The task -> Say how many lines in the following entries include "online", and add nothing else.

+++ Given data +++

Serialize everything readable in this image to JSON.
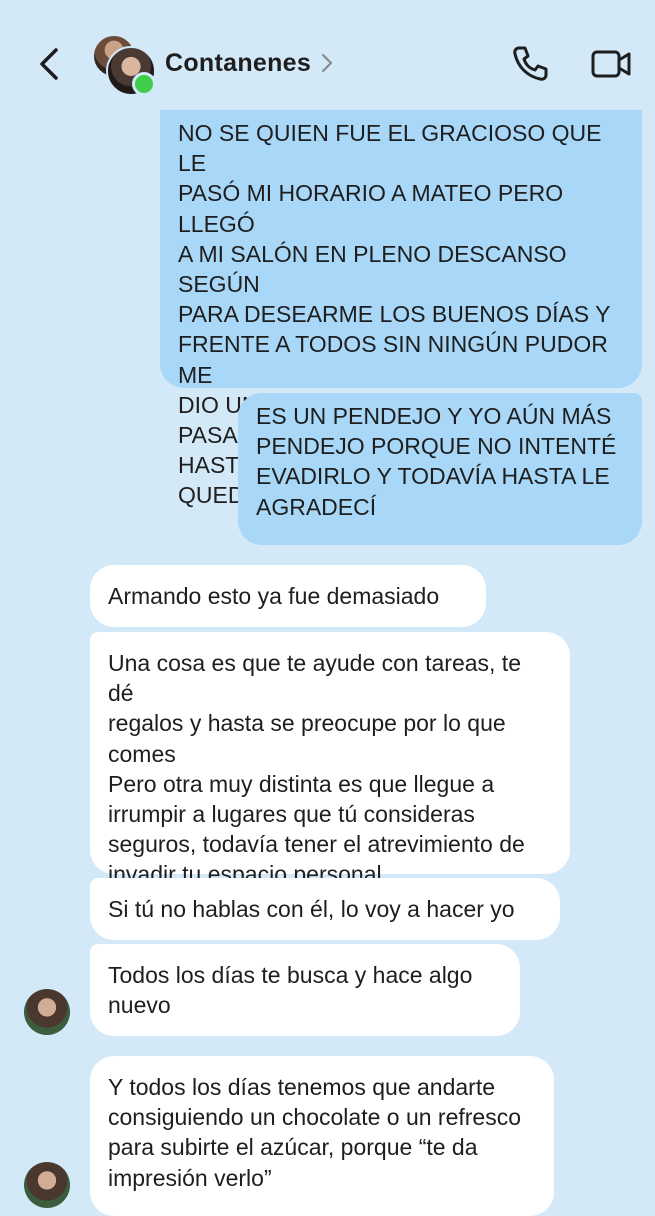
{
  "header": {
    "contact_name": "Contanenes",
    "icons": {
      "back": "chevron-left-icon",
      "details": "chevron-right-icon",
      "call": "phone-icon",
      "video": "video-camera-icon",
      "presence": "online-status-icon"
    },
    "colors": {
      "online": "#3fcd4a"
    }
  },
  "colors": {
    "background": "#d3e9f8",
    "outgoing_bubble": "#a8d7f8",
    "incoming_bubble": "#ffffff",
    "text": "#1e1e1e"
  },
  "messages": [
    {
      "direction": "outgoing",
      "text": "NO SE QUIEN FUE EL GRACIOSO QUE LE\nPASÓ MI HORARIO A MATEO PERO LLEGÓ\nA MI SALÓN EN PLENO DESCANSO SEGÚN\nPARA DESEARME LOS BUENOS DÍAS Y\nFRENTE A TODOS SIN NINGÚN PUDOR ME\nDIO UN BESO UN BESO!!?!!?? QUE LE PASA\nHASTA LA MAESTRA JULIANITA SE ME\nQUEDÓ VIENDO FEO"
    },
    {
      "direction": "outgoing",
      "text": "ES UN PENDEJO Y YO AÚN MÁS\nPENDEJO PORQUE NO INTENTÉ\nEVADIRLO Y TODAVÍA HASTA LE\nAGRADECÍ"
    },
    {
      "direction": "incoming",
      "text": "Armando esto ya fue demasiado"
    },
    {
      "direction": "incoming",
      "text": "Una cosa es que te ayude con tareas, te dé\nregalos y hasta se preocupe por lo que\ncomes\nPero otra muy distinta es que llegue a\nirrumpir a lugares que tú consideras\nseguros, todavía tener el atrevimiento de\ninvadir tu espacio personal"
    },
    {
      "direction": "incoming",
      "text": "Si tú no hablas con él, lo voy a hacer yo"
    },
    {
      "direction": "incoming",
      "text": "Todos los días te busca y hace algo\nnuevo"
    },
    {
      "direction": "incoming",
      "text": "Y todos los días tenemos que andarte\nconsiguiendo un chocolate o un refresco\npara subirte el azúcar, porque “te da\nimpresión verlo”"
    }
  ]
}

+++

Expected answer -> 2